_What you are asked to do_:
Your answer should be the records below, repeated exactly as they stand.

• • •

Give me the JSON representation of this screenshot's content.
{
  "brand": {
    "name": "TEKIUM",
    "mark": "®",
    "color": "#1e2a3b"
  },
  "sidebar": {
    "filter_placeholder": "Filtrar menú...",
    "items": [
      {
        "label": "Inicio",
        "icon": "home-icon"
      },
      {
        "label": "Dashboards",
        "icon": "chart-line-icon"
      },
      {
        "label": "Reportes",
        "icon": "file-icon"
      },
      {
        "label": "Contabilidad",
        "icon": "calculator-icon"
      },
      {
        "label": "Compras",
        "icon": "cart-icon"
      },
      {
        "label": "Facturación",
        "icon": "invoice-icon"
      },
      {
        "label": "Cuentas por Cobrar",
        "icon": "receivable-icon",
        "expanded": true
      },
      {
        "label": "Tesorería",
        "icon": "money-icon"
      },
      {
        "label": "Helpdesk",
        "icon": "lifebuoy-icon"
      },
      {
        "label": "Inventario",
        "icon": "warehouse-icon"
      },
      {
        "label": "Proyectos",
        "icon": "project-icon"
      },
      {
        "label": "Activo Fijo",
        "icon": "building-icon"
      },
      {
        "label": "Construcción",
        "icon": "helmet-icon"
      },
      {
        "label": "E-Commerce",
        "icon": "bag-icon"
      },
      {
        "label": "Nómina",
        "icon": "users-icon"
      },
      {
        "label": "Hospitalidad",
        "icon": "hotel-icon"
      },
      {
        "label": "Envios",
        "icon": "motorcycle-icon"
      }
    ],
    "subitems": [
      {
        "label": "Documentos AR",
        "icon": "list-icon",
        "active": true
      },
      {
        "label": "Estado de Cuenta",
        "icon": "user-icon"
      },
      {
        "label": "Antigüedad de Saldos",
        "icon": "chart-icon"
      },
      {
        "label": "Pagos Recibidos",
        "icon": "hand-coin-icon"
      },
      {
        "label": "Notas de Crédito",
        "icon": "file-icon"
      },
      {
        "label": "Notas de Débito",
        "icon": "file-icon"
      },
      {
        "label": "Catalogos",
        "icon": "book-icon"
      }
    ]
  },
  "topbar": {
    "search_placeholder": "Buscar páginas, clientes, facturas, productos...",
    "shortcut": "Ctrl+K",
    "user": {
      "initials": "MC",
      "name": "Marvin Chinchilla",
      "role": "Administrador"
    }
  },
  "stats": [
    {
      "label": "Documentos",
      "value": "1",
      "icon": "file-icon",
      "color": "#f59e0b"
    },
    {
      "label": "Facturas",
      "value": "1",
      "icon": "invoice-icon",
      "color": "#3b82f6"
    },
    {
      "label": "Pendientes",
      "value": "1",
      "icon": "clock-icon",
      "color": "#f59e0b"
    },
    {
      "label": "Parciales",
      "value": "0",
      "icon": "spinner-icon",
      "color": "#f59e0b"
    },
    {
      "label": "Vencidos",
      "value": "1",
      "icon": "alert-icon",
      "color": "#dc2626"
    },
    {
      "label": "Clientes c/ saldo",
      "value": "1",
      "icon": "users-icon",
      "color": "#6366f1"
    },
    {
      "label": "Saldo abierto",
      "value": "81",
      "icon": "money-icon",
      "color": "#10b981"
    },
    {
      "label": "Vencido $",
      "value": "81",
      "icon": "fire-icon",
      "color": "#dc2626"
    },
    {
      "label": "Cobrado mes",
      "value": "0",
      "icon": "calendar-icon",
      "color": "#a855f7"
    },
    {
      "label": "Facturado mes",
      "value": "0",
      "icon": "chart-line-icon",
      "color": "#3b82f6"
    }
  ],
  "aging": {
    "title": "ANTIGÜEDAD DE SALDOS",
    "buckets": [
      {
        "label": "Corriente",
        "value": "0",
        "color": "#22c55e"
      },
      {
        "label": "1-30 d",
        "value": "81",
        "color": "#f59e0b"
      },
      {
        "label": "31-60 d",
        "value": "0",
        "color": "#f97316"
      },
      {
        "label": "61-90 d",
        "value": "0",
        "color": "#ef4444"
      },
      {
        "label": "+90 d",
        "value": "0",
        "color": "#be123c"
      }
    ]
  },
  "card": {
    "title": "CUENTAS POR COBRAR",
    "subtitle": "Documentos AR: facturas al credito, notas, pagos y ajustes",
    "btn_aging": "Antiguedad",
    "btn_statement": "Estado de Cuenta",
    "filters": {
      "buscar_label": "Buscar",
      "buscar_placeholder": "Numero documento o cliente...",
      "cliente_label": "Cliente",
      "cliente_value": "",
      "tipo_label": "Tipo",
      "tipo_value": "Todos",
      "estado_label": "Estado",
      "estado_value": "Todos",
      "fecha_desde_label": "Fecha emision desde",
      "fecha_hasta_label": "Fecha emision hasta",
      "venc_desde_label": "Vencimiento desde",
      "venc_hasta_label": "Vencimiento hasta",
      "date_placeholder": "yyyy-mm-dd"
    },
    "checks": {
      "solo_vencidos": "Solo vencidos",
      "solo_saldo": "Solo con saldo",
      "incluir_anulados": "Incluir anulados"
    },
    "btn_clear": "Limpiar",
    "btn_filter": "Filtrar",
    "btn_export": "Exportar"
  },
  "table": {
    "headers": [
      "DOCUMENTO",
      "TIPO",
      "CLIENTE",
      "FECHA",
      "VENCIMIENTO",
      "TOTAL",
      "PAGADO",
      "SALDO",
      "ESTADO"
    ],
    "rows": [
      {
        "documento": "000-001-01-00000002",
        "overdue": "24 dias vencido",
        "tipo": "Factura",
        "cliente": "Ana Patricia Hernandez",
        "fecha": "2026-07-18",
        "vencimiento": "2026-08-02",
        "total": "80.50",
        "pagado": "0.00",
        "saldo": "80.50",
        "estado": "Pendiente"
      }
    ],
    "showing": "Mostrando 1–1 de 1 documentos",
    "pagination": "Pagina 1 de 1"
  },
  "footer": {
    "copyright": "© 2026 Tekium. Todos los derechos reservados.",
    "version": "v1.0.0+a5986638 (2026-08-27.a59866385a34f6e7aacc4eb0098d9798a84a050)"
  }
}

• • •

_Your solution_:
Give me the JSON representation of this screenshot's content.
{
  "brand": {
    "name": "TEKIUM",
    "mark": "®",
    "color": "#1e2a3b"
  },
  "sidebar": {
    "filter_placeholder": "Filtrar menú...",
    "items": [
      {
        "label": "Inicio",
        "icon": "home-icon"
      },
      {
        "label": "Dashboards",
        "icon": "chart-line-icon"
      },
      {
        "label": "Reportes",
        "icon": "file-icon"
      },
      {
        "label": "Contabilidad",
        "icon": "calculator-icon"
      },
      {
        "label": "Compras",
        "icon": "cart-icon"
      },
      {
        "label": "Facturación",
        "icon": "invoice-icon"
      },
      {
        "label": "Cuentas por Cobrar",
        "icon": "receivable-icon",
        "expanded": true
      },
      {
        "label": "Tesorería",
        "icon": "money-icon"
      },
      {
        "label": "Helpdesk",
        "icon": "lifebuoy-icon"
      },
      {
        "label": "Inventario",
        "icon": "warehouse-icon"
      },
      {
        "label": "Proyectos",
        "icon": "project-icon"
      },
      {
        "label": "Activo Fijo",
        "icon": "building-icon"
      },
      {
        "label": "Construcción",
        "icon": "helmet-icon"
      },
      {
        "label": "E-Commerce",
        "icon": "bag-icon"
      },
      {
        "label": "Nómina",
        "icon": "users-icon"
      },
      {
        "label": "Hospitalidad",
        "icon": "hotel-icon"
      },
      {
        "label": "Envios",
        "icon": "motorcycle-icon"
      }
    ],
    "subitems": [
      {
        "label": "Documentos AR",
        "icon": "list-icon",
        "active": true
      },
      {
        "label": "Estado de Cuenta",
        "icon": "user-icon"
      },
      {
        "label": "Antigüedad de Saldos",
        "icon": "chart-icon"
      },
      {
        "label": "Pagos Recibidos",
        "icon": "hand-coin-icon"
      },
      {
        "label": "Notas de Crédito",
        "icon": "file-icon"
      },
      {
        "label": "Notas de Débito",
        "icon": "file-icon"
      },
      {
        "label": "Catalogos",
        "icon": "book-icon"
      }
    ]
  },
  "topbar": {
    "search_placeholder": "Buscar páginas, clientes, facturas, productos...",
    "shortcut": "Ctrl+K",
    "user": {
      "initials": "MC",
      "name": "Marvin Chinchilla",
      "role": "Administrador"
    }
  },
  "stats": [
    {
      "label": "Documentos",
      "value": "1",
      "icon": "file-icon",
      "color": "#f59e0b"
    },
    {
      "label": "Facturas",
      "value": "1",
      "icon": "invoice-icon",
      "color": "#3b82f6"
    },
    {
      "label": "Pendientes",
      "value": "1",
      "icon": "clock-icon",
      "color": "#f59e0b"
    },
    {
      "label": "Parciales",
      "value": "0",
      "icon": "spinner-icon",
      "color": "#f59e0b"
    },
    {
      "label": "Vencidos",
      "value": "1",
      "icon": "alert-icon",
      "color": "#dc2626"
    },
    {
      "label": "Clientes c/ saldo",
      "value": "1",
      "icon": "users-icon",
      "color": "#6366f1"
    },
    {
      "label": "Saldo abierto",
      "value": "81",
      "icon": "money-icon",
      "color": "#10b981"
    },
    {
      "label": "Vencido $",
      "value": "81",
      "icon": "fire-icon",
      "color": "#dc2626"
    },
    {
      "label": "Cobrado mes",
      "value": "0",
      "icon": "calendar-icon",
      "color": "#a855f7"
    },
    {
      "label": "Facturado mes",
      "value": "0",
      "icon": "chart-line-icon",
      "color": "#3b82f6"
    }
  ],
  "aging": {
    "title": "ANTIGÜEDAD DE SALDOS",
    "buckets": [
      {
        "label": "Corriente",
        "value": "0",
        "color": "#22c55e"
      },
      {
        "label": "1-30 d",
        "value": "81",
        "color": "#f59e0b"
      },
      {
        "label": "31-60 d",
        "value": "0",
        "color": "#f97316"
      },
      {
        "label": "61-90 d",
        "value": "0",
        "color": "#ef4444"
      },
      {
        "label": "+90 d",
        "value": "0",
        "color": "#be123c"
      }
    ]
  },
  "card": {
    "title": "CUENTAS POR COBRAR",
    "subtitle": "Documentos AR: facturas al credito, notas, pagos y ajustes",
    "btn_aging": "Antiguedad",
    "btn_statement": "Estado de Cuenta",
    "filters": {
      "buscar_label": "Buscar",
      "buscar_placeholder": "Numero documento o cliente...",
      "cliente_label": "Cliente",
      "cliente_value": "",
      "tipo_label": "Tipo",
      "tipo_value": "Todos",
      "estado_label": "Estado",
      "estado_value": "Todos",
      "fecha_desde_label": "Fecha emision desde",
      "fecha_hasta_label": "Fecha emision hasta",
      "venc_desde_label": "Vencimiento desde",
      "venc_hasta_label": "Vencimiento hasta",
      "date_placeholder": "yyyy-mm-dd"
    },
    "checks": {
      "solo_vencidos": "Solo vencidos",
      "solo_saldo": "Solo con saldo",
      "incluir_anulados": "Incluir anulados"
    },
    "btn_clear": "Limpiar",
    "btn_filter": "Filtrar",
    "btn_export": "Exportar"
  },
  "table": {
    "headers": [
      "DOCUMENTO",
      "TIPO",
      "CLIENTE",
      "FECHA",
      "VENCIMIENTO",
      "TOTAL",
      "PAGADO",
      "SALDO",
      "ESTADO"
    ],
    "rows": [
      {
        "documento": "000-001-01-00000002",
        "overdue": "24 dias vencido",
        "tipo": "Factura",
        "cliente": "Ana Patricia Hernandez",
        "fecha": "2026-07-18",
        "vencimiento": "2026-08-02",
        "total": "80.50",
        "pagado": "0.00",
        "saldo": "80.50",
        "estado": "Pendiente"
      }
    ],
    "showing": "Mostrando 1–1 de 1 documentos",
    "pagination": "Pagina 1 de 1"
  },
  "footer": {
    "copyright": "© 2026 Tekium. Todos los derechos reservados.",
    "version": "v1.0.0+a5986638 (2026-08-27.a59866385a34f6e7aacc4eb0098d9798a84a050)"
  }
}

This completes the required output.